First of all, I would like to be absolutely clear on the fact that I take public feedback on proposed projects very seriously — in fact, on several occasions during Planning Board meetings, I have expressed my preference to hear comments from the public BEFORE board members add their thoughts and questions, because these comments often influence my own. I always make every effort to read all of the letters and e-mails that are forwarded to us by Planning Staff, even when they are “form letters” where only the author’s name and address are altered, but the text is otherwise identical. My objection, in this case, was to the expectation of having to read dozens of messages that arrived in my Inbox on the afternoon of the meeting, within hours of the meeting start time, which is why I expressed my strong preference to have some sort of “cut-off” time for e-mailed public comments, prior to the meeting. I have no objection whatsoever to hearing any and all public comments, either in person or read into the record from e-mails, live at the hearing.

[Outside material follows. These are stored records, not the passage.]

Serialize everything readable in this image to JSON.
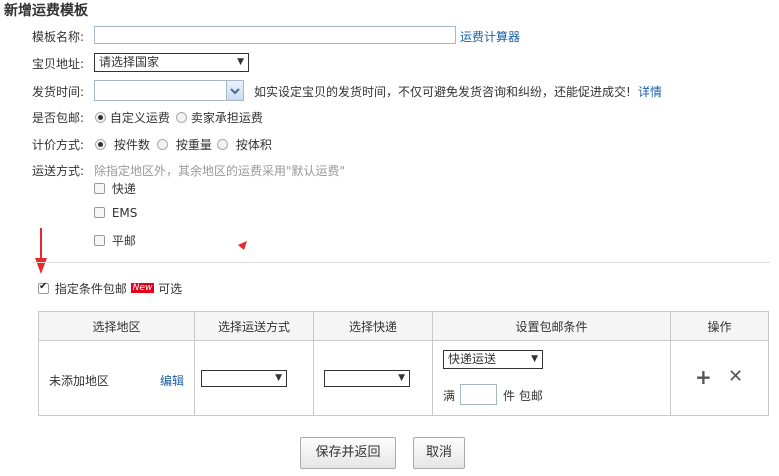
{
  "title": "新增运费模板",
  "template_name": {
    "label": "模板名称:",
    "value": "",
    "link": "运费计算器"
  },
  "ship_from": {
    "label": "宝贝地址:",
    "selected": "请选择国家"
  },
  "ship_time": {
    "label": "发货时间:",
    "selected": "",
    "hint": "如实设定宝贝的发货时间，不仅可避免发货咨询和纠纷，还能促进成交!",
    "link": "详情"
  },
  "free_shipping": {
    "label": "是否包邮:",
    "options": [
      "自定义运费",
      "卖家承担运费"
    ],
    "selected": 0
  },
  "pricing": {
    "label": "计价方式:",
    "options": [
      "按件数",
      "按重量",
      "按体积"
    ],
    "selected": 0
  },
  "delivery": {
    "label": "运送方式:",
    "hint": "除指定地区外，其余地区的运费采用\"默认运费\"",
    "methods": [
      "快递",
      "EMS",
      "平邮"
    ]
  },
  "conditional_free": {
    "label": "指定条件包邮",
    "badge": "New",
    "suffix": "可选",
    "checked": true
  },
  "rules_table": {
    "headers": [
      "选择地区",
      "选择运送方式",
      "选择快递",
      "设置包邮条件",
      "操作"
    ],
    "row": {
      "region": "未添加地区",
      "edit": "编辑",
      "shipping_method": "",
      "courier": "",
      "condition_type": "快递运送",
      "prefix": "满",
      "quantity": "",
      "suffix": "件 包邮"
    },
    "actions": {
      "add": "+",
      "remove": "✕"
    }
  },
  "buttons": {
    "save": "保存并返回",
    "cancel": "取消"
  },
  "colors": {
    "link": "#1c5fa8",
    "badge": "#e3001b",
    "arrow": "#e8282b"
  }
}
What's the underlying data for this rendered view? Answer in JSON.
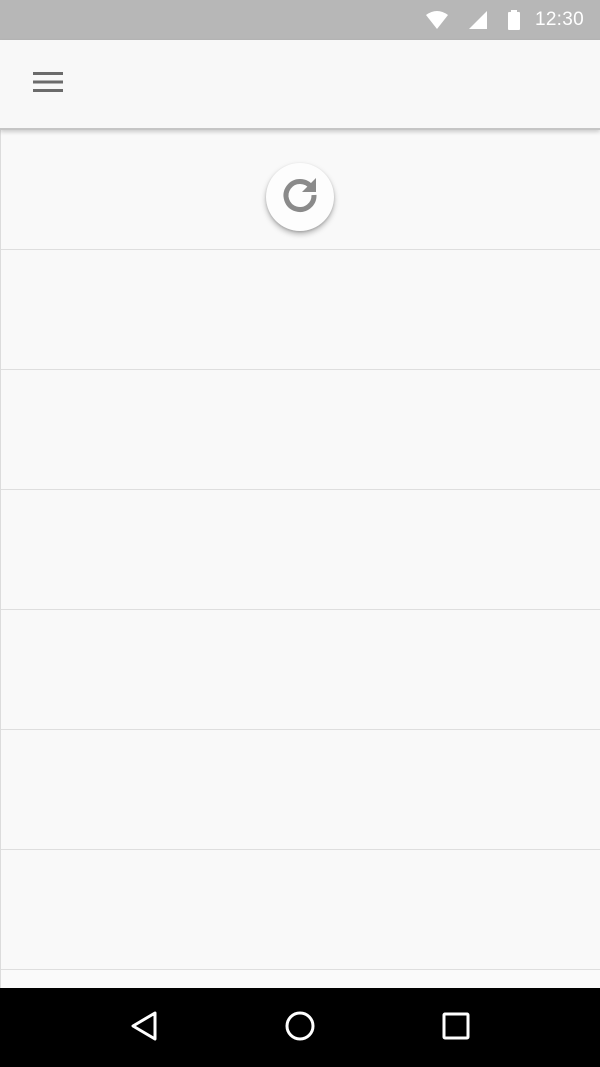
{
  "status_bar": {
    "time": "12:30",
    "icons": [
      "wifi-icon",
      "cell-signal-icon",
      "battery-icon"
    ],
    "background": "#b7b7b7"
  },
  "app_bar": {
    "menu_icon": "menu-icon",
    "background": "#f8f8f8"
  },
  "refresh": {
    "icon": "refresh-icon",
    "state": "pulling"
  },
  "list": {
    "items": [
      {
        "id": 1
      },
      {
        "id": 2
      },
      {
        "id": 3
      },
      {
        "id": 4
      },
      {
        "id": 5
      },
      {
        "id": 6
      },
      {
        "id": 7
      }
    ]
  },
  "nav_bar": {
    "buttons": [
      "back-icon",
      "home-icon",
      "recents-icon"
    ],
    "background": "#000000"
  }
}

As for the letter from 3 members of the WE3C that I read aloud at the meeting, my intent in reading that particular letter was to voice my frustration which was exacerbated by a comment made by a community member on the Zoom call, and for that I apologize to all of you and to the community at large — I realize that, as a member of this board, I need to have a “thicker skin” when it comes to situations like these. In summary, I can assure you that I take my role as a Planning Board member quite seriously, and always value the feedback of members of the public, so long as it is expressed in a respectful manner. I am proud and honored to represent my community on this board, and I hope that people have found my decisions to be fair and thoughtfully considered, even if they do not necessarily agree with the outcomes. Sincerely,

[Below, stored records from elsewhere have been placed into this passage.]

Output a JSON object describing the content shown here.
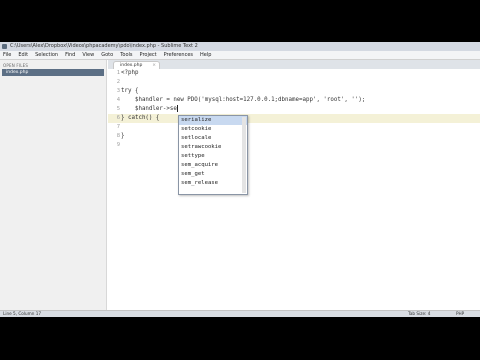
{
  "window": {
    "title": "C:\\Users\\Alex\\Dropbox\\Videos\\phpacademy\\pdo\\index.php - Sublime Text 2"
  },
  "menu": [
    "File",
    "Edit",
    "Selection",
    "Find",
    "View",
    "Goto",
    "Tools",
    "Project",
    "Preferences",
    "Help"
  ],
  "sidebar": {
    "header": "OPEN FILES",
    "files": [
      "index.php"
    ]
  },
  "tabs": [
    {
      "label": "index.php",
      "close": "×"
    }
  ],
  "editor": {
    "line_numbers": [
      "1",
      "2",
      "3",
      "4",
      "5",
      "6",
      "7",
      "8",
      "9"
    ],
    "lines": [
      "<?php",
      "",
      "try {",
      "    $handler = new PDO('mysql:host=127.0.0.1;dbname=app', 'root', '');",
      "    $handler->se",
      "} catch() {",
      "",
      "}",
      ""
    ]
  },
  "autocomplete": {
    "items": [
      "serialize",
      "setcookie",
      "setlocale",
      "setrawcookie",
      "settype",
      "sem_acquire",
      "sem_get",
      "sem_release"
    ],
    "selected_index": 0
  },
  "status": {
    "position": "Line 5, Column 17",
    "tab_size": "Tab Size: 4",
    "syntax": "PHP"
  }
}
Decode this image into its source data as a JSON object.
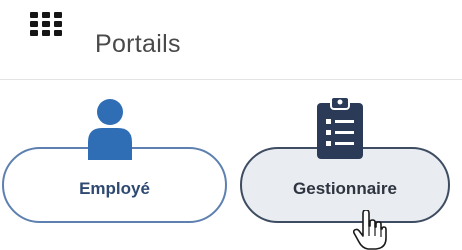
{
  "header": {
    "grid_icon": "apps-grid-icon",
    "title": "Portails"
  },
  "portals": [
    {
      "label": "Employé",
      "icon": "person-icon",
      "color": "#2f6db5"
    },
    {
      "label": "Gestionnaire",
      "icon": "clipboard-list-icon",
      "color": "#2b3b57",
      "state": "hovered"
    }
  ],
  "cursor": {
    "icon": "hand-pointer-icon"
  }
}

We take a lot for granted. It’s human nature to live each day believing that what we regard as normal will stay that way. We often cling to this belief even when we know, deep in our gut, that change is inevitable. It’s one thing to deal with change that happens gradually, allowing time to digest it. Even that can be disturbing, but when change comes all at once and seemingly out of the blue, we are likely to find it jarring.
I just saw on line that Russo’s is closing. This store has been a cherished family-owned retailer for more than 70 years, and we are deeply grateful to Tony Russo and his family and to their wonderful employees for their dedication and hard work – and for all their contributions to our community. We wish Tony and his family a happy, healthy, and well-deserved retirement. And we wish the Russo’s employees all the best as they face an uncertain future when Russo’s closes. Russo’s is a gem. What will happen to Watertown when it is gone??!!! I think that all the Russo’s customers — and this includes shoppers from all across metropolitan Boston, not only Watertown — view Russo’s as a unique resource for excellent reasonably-priced produce and fruit, a great bakery, and wonderful source of cheeses and prepared foods — plus plants and gardening supplies and Christmas trees. For many of us, Russo’s is a weekly destination for shopping and for seeing neighbors. Many say that Russo’s has a positive effect on Watertown property values. And I and many others fear that the loss of Russo’s would be a blow to the character of our city.